In competitive markets, producers would compete to sell more goods, forcing prices down to the lowest level that would cover production costs and allow normal profit to be made. Furthermore, if certain goods were scarce, buyers would offer higher prices, drawing more producers into these industries and swelling supply. In this manner, production in the market system would be driven by what consumers wanted.

Smith's outline of the market mechanism described the new economic system that was beginning to emerge in the newly industrializing Western countries. For the system to work, however, Smith acknowledged that two important conditions needed to be met:

  1. markets needed to be free of government intervention, without the close government regulation of economic activity as had prevailed prior to Smith's day;
  2. the self-seeking behaviour of producers could only be harnessed to the common good where competition prevailed, and Smith was deeply suspicious of MONOPOLIES, considering them to be conspiracies against the consumer. See PRIVATE-ENTERPRISE SYSTEM.
References in classic literature ?
She left it to himself to recollect, that Mrs Smith was not the only widow in Bath between thirty and forty, with little to live on, and no sirname of dignity.
As it is, you were some hundreds of yards away and can tell me even less than Miss Smith.
Next morning, we had a note from Miss Smith, recounting shortly and accurately the very incidents which I had seen, but the pith of the letter lay in the postscript:
The tall lad, standing in the porch, turned his bleared eyes from the publican to the smith and back again as if considering whom he ought to fight now.
Smith shrugged his shoulders and helped himself to a cigarette.
White Fang was in Grey Beaver's camp when Beauty Smith first visited it.
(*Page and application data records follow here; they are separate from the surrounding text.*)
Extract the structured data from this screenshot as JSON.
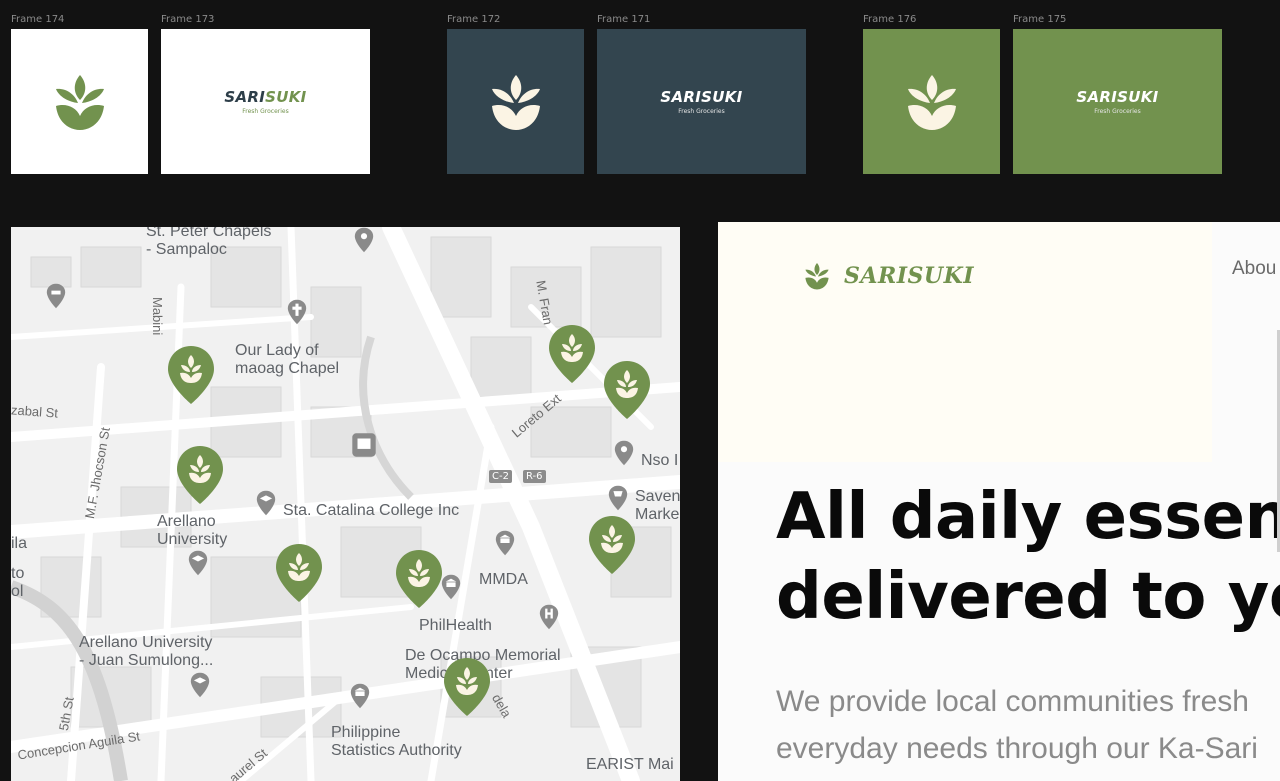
{
  "frames": [
    {
      "label": "Frame 174"
    },
    {
      "label": "Frame 173",
      "brand_a": "SARI",
      "brand_b": "SUKI",
      "tagline": "Fresh Groceries"
    },
    {
      "label": "Frame 172"
    },
    {
      "label": "Frame 171",
      "brand_a": "SARI",
      "brand_b": "SUKI",
      "tagline": "Fresh Groceries"
    },
    {
      "label": "Frame 176"
    },
    {
      "label": "Frame 175",
      "brand_a": "SARI",
      "brand_b": "SUKI",
      "tagline": "Fresh Groceries"
    }
  ],
  "colors": {
    "brand_green": "#72924e",
    "brand_slate": "#33454f",
    "cream": "#fffdf5"
  },
  "map": {
    "labels": {
      "st_peter": "St. Peter Chapels\n- Sampaloc",
      "mabini": "Mabini",
      "our_lady": "Our Lady of\nmaoag Chapel",
      "zabal": "zabal St",
      "m_fran": "M. Fran",
      "loreto": "Loreto Ext",
      "nso": "Nso I",
      "jhocson": "M.F. Jhocson St",
      "sta_catalina": "Sta. Catalina College Inc",
      "saven": "Saven\nMarke",
      "arellano": "Arellano\nUniversity",
      "ila": "ila",
      "to_ol": "to\nol",
      "mmda": "MMDA",
      "philhealth": "PhilHealth",
      "arellano_juan": "Arellano University\n- Juan Sumulong...",
      "de_ocampo": "De Ocampo Memorial\nMedical Center",
      "fifth": "5th St",
      "concepcion": "Concepcion Aguila St",
      "laurel": "aurel St",
      "psa": "Philippine\nStatistics Authority",
      "earist": "EARIST Mai",
      "dela": "dela",
      "c2": "C-2",
      "r6": "R-6"
    },
    "pin_icon": "sarisuki-leaf-pin-icon"
  },
  "landing": {
    "brand": "SARISUKI",
    "nav_about": "Abou",
    "headline_1": "All daily essen",
    "headline_2": "delivered to yo",
    "para_1": "We provide local communities fresh",
    "para_2": "everyday needs through our Ka-Sari"
  }
}
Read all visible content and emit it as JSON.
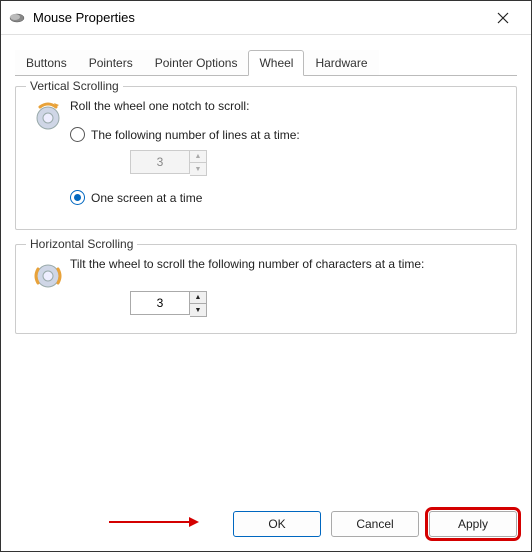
{
  "window": {
    "title": "Mouse Properties"
  },
  "tabs": {
    "items": [
      {
        "label": "Buttons"
      },
      {
        "label": "Pointers"
      },
      {
        "label": "Pointer Options"
      },
      {
        "label": "Wheel"
      },
      {
        "label": "Hardware"
      }
    ],
    "active_index": 3
  },
  "vertical_scrolling": {
    "group_title": "Vertical Scrolling",
    "instruction": "Roll the wheel one notch to scroll:",
    "option_lines": {
      "label": "The following number of lines at a time:",
      "value": "3",
      "selected": false
    },
    "option_screen": {
      "label": "One screen at a time",
      "selected": true
    }
  },
  "horizontal_scrolling": {
    "group_title": "Horizontal Scrolling",
    "instruction": "Tilt the wheel to scroll the following number of characters at a time:",
    "value": "3"
  },
  "footer": {
    "ok": "OK",
    "cancel": "Cancel",
    "apply": "Apply"
  }
}
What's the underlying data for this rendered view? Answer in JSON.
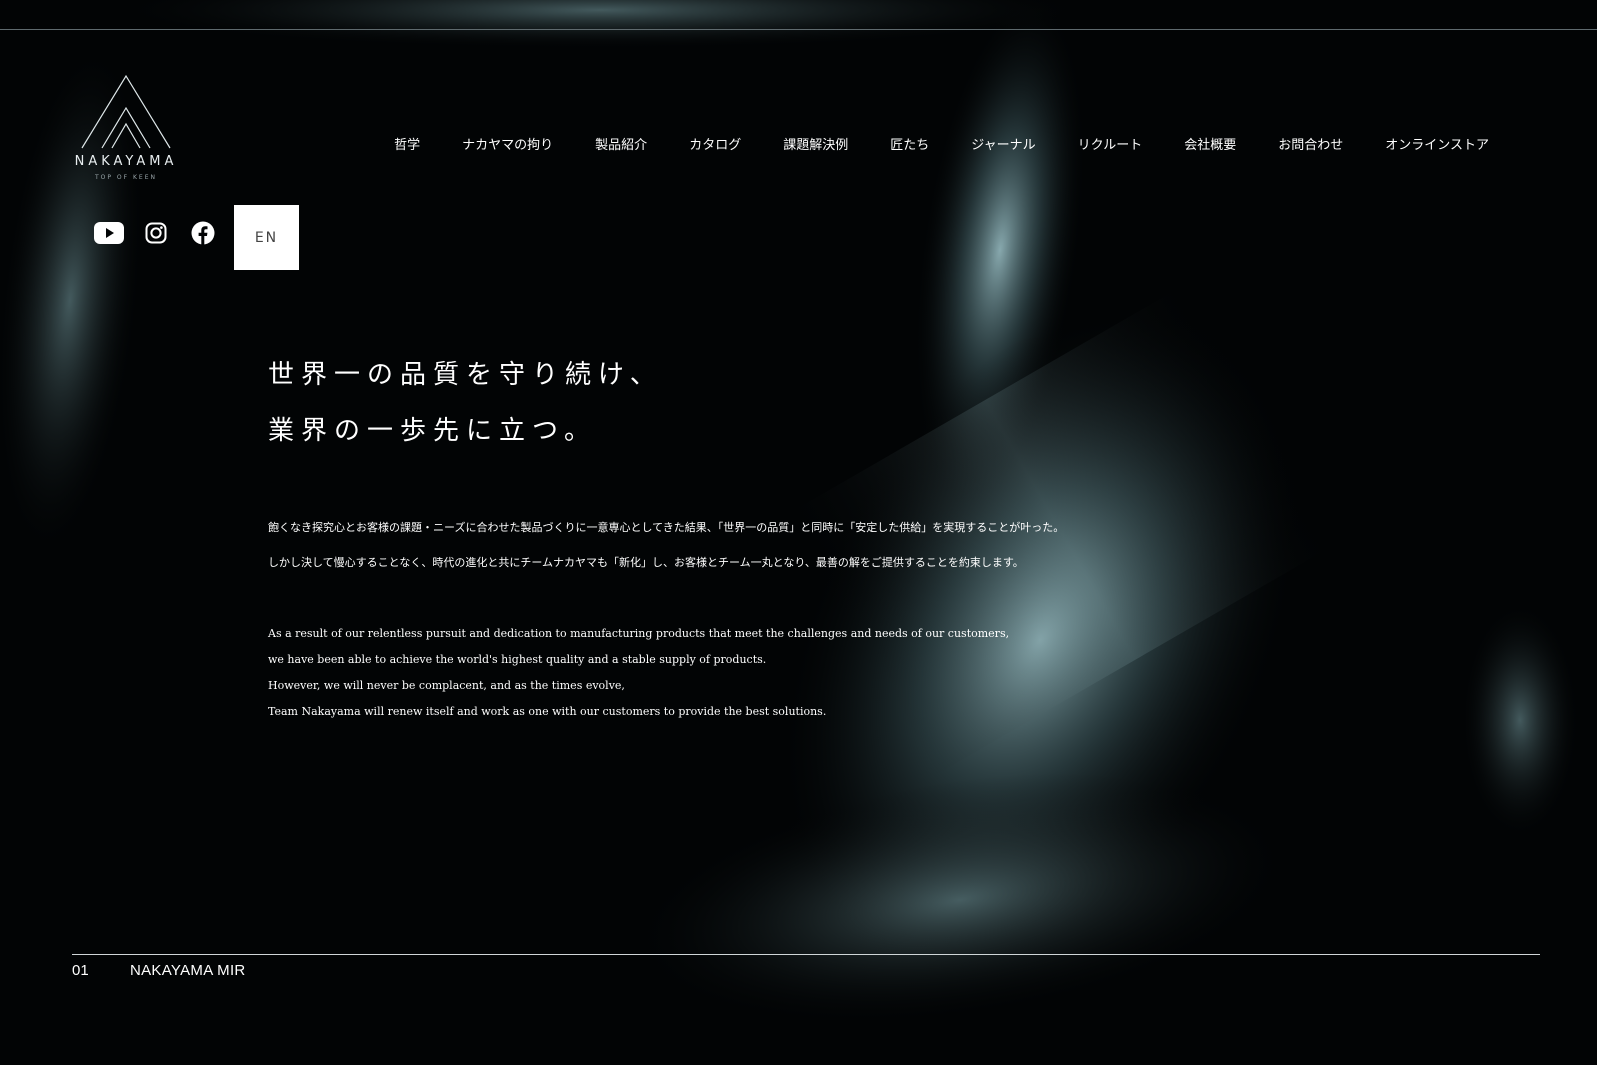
{
  "brand": {
    "name": "NAKAYAMA",
    "tagline": "TOP OF KEEN"
  },
  "nav": {
    "items": [
      "哲学",
      "ナカヤマの拘り",
      "製品紹介",
      "カタログ",
      "課題解決例",
      "匠たち",
      "ジャーナル",
      "リクルート",
      "会社概要",
      "お問合わせ",
      "オンラインストア"
    ]
  },
  "social": {
    "icons": [
      "youtube-icon",
      "instagram-icon",
      "facebook-icon"
    ],
    "lang_label": "EN"
  },
  "hero": {
    "line1": "世界一の品質を守り続け、",
    "line2": "業界の一歩先に立つ。"
  },
  "copy": {
    "jp": [
      "飽くなき探究心とお客様の課題・ニーズに合わせた製品づくりに一意専心としてきた結果、「世界一の品質」と同時に「安定した供給」を実現することが叶った。",
      "しかし決して慢心することなく、時代の進化と共にチームナカヤマも「新化」し、お客様とチーム一丸となり、最善の解をご提供することを約束します。"
    ],
    "en": [
      "As a result of our relentless pursuit and dedication to manufacturing products that meet the challenges and needs of our customers,",
      "we have been able to achieve the world's highest quality and a stable supply of products.",
      "However, we will never be complacent, and as the times evolve,",
      "Team Nakayama will renew itself and work as one with our customers to provide the best solutions."
    ]
  },
  "footer": {
    "slide_number": "01",
    "slide_title": "NAKAYAMA MIR"
  },
  "colors": {
    "background": "#020405",
    "accent_glow": "#8fb6bd",
    "text": "#ffffff"
  }
}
Then it was that Beauty Smith had talk with him again about the sale of White Fang; but this time the price offered was in bottles, not dollars, and Grey Beaver's ears were more eager to hear.
Smith had not been effected without a shock--that much one must recognize.
Smith I believe was afraid of his daughter's quietness though of course he interpreted it in his own way.
As the creature approached him, jabbering in a most discomposing manner, Smith (unaware that he was being addressed as 'gracious lord,' and ad- jured in God's name to afford food and shelter) kept on speaking firmly but gently to it, and re- treating all the time into the other yard.
The smith walked out of his yard with the same long and easy stride, and returned to his two friends from Greenford, who were indeed friends of nearly everyone present.
The smith might have struck the big blow, but would not have chosen the little hammer.